**Material for this exercise:**
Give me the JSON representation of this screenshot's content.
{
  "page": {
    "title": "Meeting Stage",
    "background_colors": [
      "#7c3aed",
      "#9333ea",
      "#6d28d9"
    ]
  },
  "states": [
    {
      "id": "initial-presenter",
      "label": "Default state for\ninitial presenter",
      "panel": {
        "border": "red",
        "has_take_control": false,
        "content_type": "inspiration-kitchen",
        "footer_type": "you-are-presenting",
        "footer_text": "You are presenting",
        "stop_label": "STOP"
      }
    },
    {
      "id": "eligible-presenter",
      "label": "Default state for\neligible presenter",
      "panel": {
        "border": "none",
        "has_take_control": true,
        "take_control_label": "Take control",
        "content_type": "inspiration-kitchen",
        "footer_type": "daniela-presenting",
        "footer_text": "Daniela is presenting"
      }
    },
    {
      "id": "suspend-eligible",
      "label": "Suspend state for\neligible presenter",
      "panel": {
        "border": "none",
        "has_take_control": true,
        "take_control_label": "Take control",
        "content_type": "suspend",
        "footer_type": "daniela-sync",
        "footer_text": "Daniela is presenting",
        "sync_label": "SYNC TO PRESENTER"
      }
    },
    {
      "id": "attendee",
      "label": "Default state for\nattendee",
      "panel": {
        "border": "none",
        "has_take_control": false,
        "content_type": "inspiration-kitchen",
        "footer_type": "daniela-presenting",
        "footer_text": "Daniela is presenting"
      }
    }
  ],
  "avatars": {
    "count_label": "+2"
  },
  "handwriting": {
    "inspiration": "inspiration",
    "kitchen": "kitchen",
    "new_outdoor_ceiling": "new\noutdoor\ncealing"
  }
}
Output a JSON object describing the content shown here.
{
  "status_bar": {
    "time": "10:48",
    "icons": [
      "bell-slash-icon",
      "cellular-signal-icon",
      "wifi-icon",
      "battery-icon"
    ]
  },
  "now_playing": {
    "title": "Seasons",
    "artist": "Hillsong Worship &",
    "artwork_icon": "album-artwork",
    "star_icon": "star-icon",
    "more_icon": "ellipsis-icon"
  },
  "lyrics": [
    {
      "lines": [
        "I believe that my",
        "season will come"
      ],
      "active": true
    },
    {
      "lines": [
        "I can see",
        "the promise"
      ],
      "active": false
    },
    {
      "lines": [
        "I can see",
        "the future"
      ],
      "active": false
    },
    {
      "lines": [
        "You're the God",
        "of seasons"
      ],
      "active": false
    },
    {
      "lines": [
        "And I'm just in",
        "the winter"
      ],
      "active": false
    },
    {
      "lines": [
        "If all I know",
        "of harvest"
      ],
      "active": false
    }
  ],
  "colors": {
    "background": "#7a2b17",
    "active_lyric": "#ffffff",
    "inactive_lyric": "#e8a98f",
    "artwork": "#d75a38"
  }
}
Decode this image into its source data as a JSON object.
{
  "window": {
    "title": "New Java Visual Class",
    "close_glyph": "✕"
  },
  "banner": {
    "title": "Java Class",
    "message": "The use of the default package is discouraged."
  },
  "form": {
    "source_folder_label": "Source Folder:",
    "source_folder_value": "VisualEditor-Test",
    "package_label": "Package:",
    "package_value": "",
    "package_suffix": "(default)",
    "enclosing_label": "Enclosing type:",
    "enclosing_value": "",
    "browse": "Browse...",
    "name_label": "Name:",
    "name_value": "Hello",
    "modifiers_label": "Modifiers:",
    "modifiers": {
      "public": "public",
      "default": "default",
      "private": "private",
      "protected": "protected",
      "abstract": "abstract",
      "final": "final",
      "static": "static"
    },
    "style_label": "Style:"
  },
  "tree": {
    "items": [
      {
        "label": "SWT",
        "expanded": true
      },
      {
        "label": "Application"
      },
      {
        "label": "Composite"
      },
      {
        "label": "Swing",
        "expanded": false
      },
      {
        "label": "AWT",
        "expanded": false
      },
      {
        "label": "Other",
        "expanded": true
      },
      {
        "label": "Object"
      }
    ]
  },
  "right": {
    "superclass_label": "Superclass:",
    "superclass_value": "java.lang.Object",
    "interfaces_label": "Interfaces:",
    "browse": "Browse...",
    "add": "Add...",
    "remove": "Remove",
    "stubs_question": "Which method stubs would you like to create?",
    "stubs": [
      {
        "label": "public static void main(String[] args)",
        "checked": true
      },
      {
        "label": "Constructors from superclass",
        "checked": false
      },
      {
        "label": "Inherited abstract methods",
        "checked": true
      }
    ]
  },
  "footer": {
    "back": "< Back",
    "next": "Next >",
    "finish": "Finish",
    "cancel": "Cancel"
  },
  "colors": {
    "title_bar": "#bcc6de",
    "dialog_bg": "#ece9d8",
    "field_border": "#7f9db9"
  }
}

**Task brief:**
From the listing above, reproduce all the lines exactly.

**Result:**
Give me the JSON representation of this screenshot's content.
{
  "page": {
    "title": "Meeting Stage",
    "background_colors": [
      "#7c3aed",
      "#9333ea",
      "#6d28d9"
    ]
  },
  "states": [
    {
      "id": "initial-presenter",
      "label": "Default state for\ninitial presenter",
      "panel": {
        "border": "red",
        "has_take_control": false,
        "content_type": "inspiration-kitchen",
        "footer_type": "you-are-presenting",
        "footer_text": "You are presenting",
        "stop_label": "STOP"
      }
    },
    {
      "id": "eligible-presenter",
      "label": "Default state for\neligible presenter",
      "panel": {
        "border": "none",
        "has_take_control": true,
        "take_control_label": "Take control",
        "content_type": "inspiration-kitchen",
        "footer_type": "daniela-presenting",
        "footer_text": "Daniela is presenting"
      }
    },
    {
      "id": "suspend-eligible",
      "label": "Suspend state for\neligible presenter",
      "panel": {
        "border": "none",
        "has_take_control": true,
        "take_control_label": "Take control",
        "content_type": "suspend",
        "footer_type": "daniela-sync",
        "footer_text": "Daniela is presenting",
        "sync_label": "SYNC TO PRESENTER"
      }
    },
    {
      "id": "attendee",
      "label": "Default state for\nattendee",
      "panel": {
        "border": "none",
        "has_take_control": false,
        "content_type": "inspiration-kitchen",
        "footer_type": "daniela-presenting",
        "footer_text": "Daniela is presenting"
      }
    }
  ],
  "avatars": {
    "count_label": "+2"
  },
  "handwriting": {
    "inspiration": "inspiration",
    "kitchen": "kitchen",
    "new_outdoor_ceiling": "new\noutdoor\ncealing"
  }
}
Output a JSON object describing the content shown here.
{
  "status_bar": {
    "time": "10:48",
    "icons": [
      "bell-slash-icon",
      "cellular-signal-icon",
      "wifi-icon",
      "battery-icon"
    ]
  },
  "now_playing": {
    "title": "Seasons",
    "artist": "Hillsong Worship &",
    "artwork_icon": "album-artwork",
    "star_icon": "star-icon",
    "more_icon": "ellipsis-icon"
  },
  "lyrics": [
    {
      "lines": [
        "I believe that my",
        "season will come"
      ],
      "active": true
    },
    {
      "lines": [
        "I can see",
        "the promise"
      ],
      "active": false
    },
    {
      "lines": [
        "I can see",
        "the future"
      ],
      "active": false
    },
    {
      "lines": [
        "You're the God",
        "of seasons"
      ],
      "active": false
    },
    {
      "lines": [
        "And I'm just in",
        "the winter"
      ],
      "active": false
    },
    {
      "lines": [
        "If all I know",
        "of harvest"
      ],
      "active": false
    }
  ],
  "colors": {
    "background": "#7a2b17",
    "active_lyric": "#ffffff",
    "inactive_lyric": "#e8a98f",
    "artwork": "#d75a38"
  }
}
Decode this image into its source data as a JSON object.
{
  "window": {
    "title": "New Java Visual Class",
    "close_glyph": "✕"
  },
  "banner": {
    "title": "Java Class",
    "message": "The use of the default package is discouraged."
  },
  "form": {
    "source_folder_label": "Source Folder:",
    "source_folder_value": "VisualEditor-Test",
    "package_label": "Package:",
    "package_value": "",
    "package_suffix": "(default)",
    "enclosing_label": "Enclosing type:",
    "enclosing_value": "",
    "browse": "Browse...",
    "name_label": "Name:",
    "name_value": "Hello",
    "modifiers_label": "Modifiers:",
    "modifiers": {
      "public": "public",
      "default": "default",
      "private": "private",
      "protected": "protected",
      "abstract": "abstract",
      "final": "final",
      "static": "static"
    },
    "style_label": "Style:"
  },
  "tree": {
    "items": [
      {
        "label": "SWT",
        "expanded": true
      },
      {
        "label": "Application"
      },
      {
        "label": "Composite"
      },
      {
        "label": "Swing",
        "expanded": false
      },
      {
        "label": "AWT",
        "expanded": false
      },
      {
        "label": "Other",
        "expanded": true
      },
      {
        "label": "Object"
      }
    ]
  },
  "right": {
    "superclass_label": "Superclass:",
    "superclass_value": "java.lang.Object",
    "interfaces_label": "Interfaces:",
    "browse": "Browse...",
    "add": "Add...",
    "remove": "Remove",
    "stubs_question": "Which method stubs would you like to create?",
    "stubs": [
      {
        "label": "public static void main(String[] args)",
        "checked": true
      },
      {
        "label": "Constructors from superclass",
        "checked": false
      },
      {
        "label": "Inherited abstract methods",
        "checked": true
      }
    ]
  },
  "footer": {
    "back": "< Back",
    "next": "Next >",
    "finish": "Finish",
    "cancel": "Cancel"
  },
  "colors": {
    "title_bar": "#bcc6de",
    "dialog_bg": "#ece9d8",
    "field_border": "#7f9db9"
  }
}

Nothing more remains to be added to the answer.